[Entries from a dataset of interfaces]
Content starts
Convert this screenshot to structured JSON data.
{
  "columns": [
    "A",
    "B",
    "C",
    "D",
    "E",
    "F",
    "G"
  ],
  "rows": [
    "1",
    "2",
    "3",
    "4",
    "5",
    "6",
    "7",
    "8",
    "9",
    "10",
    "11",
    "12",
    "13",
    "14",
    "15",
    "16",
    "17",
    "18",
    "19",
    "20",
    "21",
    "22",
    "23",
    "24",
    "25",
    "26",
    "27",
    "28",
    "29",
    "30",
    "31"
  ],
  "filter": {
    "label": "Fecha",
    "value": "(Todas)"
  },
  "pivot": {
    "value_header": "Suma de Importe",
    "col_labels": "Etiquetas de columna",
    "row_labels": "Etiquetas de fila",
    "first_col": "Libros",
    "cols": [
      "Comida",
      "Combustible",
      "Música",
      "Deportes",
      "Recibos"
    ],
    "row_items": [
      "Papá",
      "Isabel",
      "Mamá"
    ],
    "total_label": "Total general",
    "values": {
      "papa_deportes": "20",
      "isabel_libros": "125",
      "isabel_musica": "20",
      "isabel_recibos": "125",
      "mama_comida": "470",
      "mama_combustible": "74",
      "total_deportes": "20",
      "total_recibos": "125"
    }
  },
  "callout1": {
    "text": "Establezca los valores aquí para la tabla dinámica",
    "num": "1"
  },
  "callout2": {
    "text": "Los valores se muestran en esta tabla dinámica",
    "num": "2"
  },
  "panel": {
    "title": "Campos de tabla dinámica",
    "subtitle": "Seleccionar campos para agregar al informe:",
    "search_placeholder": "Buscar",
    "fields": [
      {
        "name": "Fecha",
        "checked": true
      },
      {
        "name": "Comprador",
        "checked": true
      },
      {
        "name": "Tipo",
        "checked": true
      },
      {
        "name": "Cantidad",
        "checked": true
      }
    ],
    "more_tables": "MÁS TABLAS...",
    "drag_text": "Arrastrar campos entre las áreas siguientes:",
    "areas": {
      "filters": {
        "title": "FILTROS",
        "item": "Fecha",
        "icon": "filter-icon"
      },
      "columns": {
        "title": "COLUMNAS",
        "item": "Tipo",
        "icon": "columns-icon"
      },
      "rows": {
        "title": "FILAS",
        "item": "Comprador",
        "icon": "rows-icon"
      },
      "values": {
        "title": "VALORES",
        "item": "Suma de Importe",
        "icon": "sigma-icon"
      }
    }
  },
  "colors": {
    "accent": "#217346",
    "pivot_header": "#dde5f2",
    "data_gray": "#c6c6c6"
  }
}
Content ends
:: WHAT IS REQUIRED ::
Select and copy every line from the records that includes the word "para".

:: OUTPUT FOR THIS EXERCISE ::
    "text": "Establezca los valores aquí para la tabla dinámica",
    "subtitle": "Seleccionar campos para agregar al informe:",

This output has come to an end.